* _Your objective_: Return every line of the listing, exactly as it reads.

* _Supplied data_:
- Opening Delimiter -
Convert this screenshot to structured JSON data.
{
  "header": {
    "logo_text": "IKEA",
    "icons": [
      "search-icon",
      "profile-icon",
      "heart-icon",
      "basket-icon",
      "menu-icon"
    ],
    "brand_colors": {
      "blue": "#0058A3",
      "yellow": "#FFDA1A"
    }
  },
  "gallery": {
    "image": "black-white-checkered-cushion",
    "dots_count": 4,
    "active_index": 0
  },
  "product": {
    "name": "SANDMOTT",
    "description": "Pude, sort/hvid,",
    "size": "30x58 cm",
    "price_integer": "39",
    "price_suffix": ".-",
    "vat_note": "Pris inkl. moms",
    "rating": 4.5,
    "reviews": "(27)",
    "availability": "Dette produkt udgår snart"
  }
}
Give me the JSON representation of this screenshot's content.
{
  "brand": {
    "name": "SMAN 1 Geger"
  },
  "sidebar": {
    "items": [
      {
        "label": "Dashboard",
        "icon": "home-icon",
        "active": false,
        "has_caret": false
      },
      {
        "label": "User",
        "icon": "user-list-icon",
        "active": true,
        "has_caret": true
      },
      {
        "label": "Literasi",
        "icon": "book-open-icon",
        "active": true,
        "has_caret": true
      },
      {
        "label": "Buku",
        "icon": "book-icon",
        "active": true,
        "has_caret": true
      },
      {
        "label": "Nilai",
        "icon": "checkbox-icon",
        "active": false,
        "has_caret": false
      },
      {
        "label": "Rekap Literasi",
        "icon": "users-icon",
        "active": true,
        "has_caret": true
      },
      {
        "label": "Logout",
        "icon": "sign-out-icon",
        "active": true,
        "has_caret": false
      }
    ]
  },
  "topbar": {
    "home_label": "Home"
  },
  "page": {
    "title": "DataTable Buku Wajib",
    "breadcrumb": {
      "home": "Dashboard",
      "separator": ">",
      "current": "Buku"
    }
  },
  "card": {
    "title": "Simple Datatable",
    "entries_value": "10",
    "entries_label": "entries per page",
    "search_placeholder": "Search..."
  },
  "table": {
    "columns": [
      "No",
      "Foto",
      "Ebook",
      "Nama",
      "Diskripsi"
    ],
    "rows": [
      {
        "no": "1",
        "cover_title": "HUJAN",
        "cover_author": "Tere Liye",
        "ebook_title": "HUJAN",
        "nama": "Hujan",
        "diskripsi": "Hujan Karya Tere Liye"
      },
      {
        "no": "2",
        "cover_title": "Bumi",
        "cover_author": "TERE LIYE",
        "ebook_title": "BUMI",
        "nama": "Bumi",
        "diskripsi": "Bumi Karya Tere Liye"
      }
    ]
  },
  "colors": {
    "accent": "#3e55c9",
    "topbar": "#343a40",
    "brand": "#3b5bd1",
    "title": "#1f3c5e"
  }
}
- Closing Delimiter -
* _Solved exercise_:
Convert this screenshot to structured JSON data.
{
  "header": {
    "logo_text": "IKEA",
    "icons": [
      "search-icon",
      "profile-icon",
      "heart-icon",
      "basket-icon",
      "menu-icon"
    ],
    "brand_colors": {
      "blue": "#0058A3",
      "yellow": "#FFDA1A"
    }
  },
  "gallery": {
    "image": "black-white-checkered-cushion",
    "dots_count": 4,
    "active_index": 0
  },
  "product": {
    "name": "SANDMOTT",
    "description": "Pude, sort/hvid,",
    "size": "30x58 cm",
    "price_integer": "39",
    "price_suffix": ".-",
    "vat_note": "Pris inkl. moms",
    "rating": 4.5,
    "reviews": "(27)",
    "availability": "Dette produkt udgår snart"
  }
}
Give me the JSON representation of this screenshot's content.
{
  "brand": {
    "name": "SMAN 1 Geger"
  },
  "sidebar": {
    "items": [
      {
        "label": "Dashboard",
        "icon": "home-icon",
        "active": false,
        "has_caret": false
      },
      {
        "label": "User",
        "icon": "user-list-icon",
        "active": true,
        "has_caret": true
      },
      {
        "label": "Literasi",
        "icon": "book-open-icon",
        "active": true,
        "has_caret": true
      },
      {
        "label": "Buku",
        "icon": "book-icon",
        "active": true,
        "has_caret": true
      },
      {
        "label": "Nilai",
        "icon": "checkbox-icon",
        "active": false,
        "has_caret": false
      },
      {
        "label": "Rekap Literasi",
        "icon": "users-icon",
        "active": true,
        "has_caret": true
      },
      {
        "label": "Logout",
        "icon": "sign-out-icon",
        "active": true,
        "has_caret": false
      }
    ]
  },
  "topbar": {
    "home_label": "Home"
  },
  "page": {
    "title": "DataTable Buku Wajib",
    "breadcrumb": {
      "home": "Dashboard",
      "separator": ">",
      "current": "Buku"
    }
  },
  "card": {
    "title": "Simple Datatable",
    "entries_value": "10",
    "entries_label": "entries per page",
    "search_placeholder": "Search..."
  },
  "table": {
    "columns": [
      "No",
      "Foto",
      "Ebook",
      "Nama",
      "Diskripsi"
    ],
    "rows": [
      {
        "no": "1",
        "cover_title": "HUJAN",
        "cover_author": "Tere Liye",
        "ebook_title": "HUJAN",
        "nama": "Hujan",
        "diskripsi": "Hujan Karya Tere Liye"
      },
      {
        "no": "2",
        "cover_title": "Bumi",
        "cover_author": "TERE LIYE",
        "ebook_title": "BUMI",
        "nama": "Bumi",
        "diskripsi": "Bumi Karya Tere Liye"
      }
    ]
  },
  "colors": {
    "accent": "#3e55c9",
    "topbar": "#343a40",
    "brand": "#3b5bd1",
    "title": "#1f3c5e"
  }
}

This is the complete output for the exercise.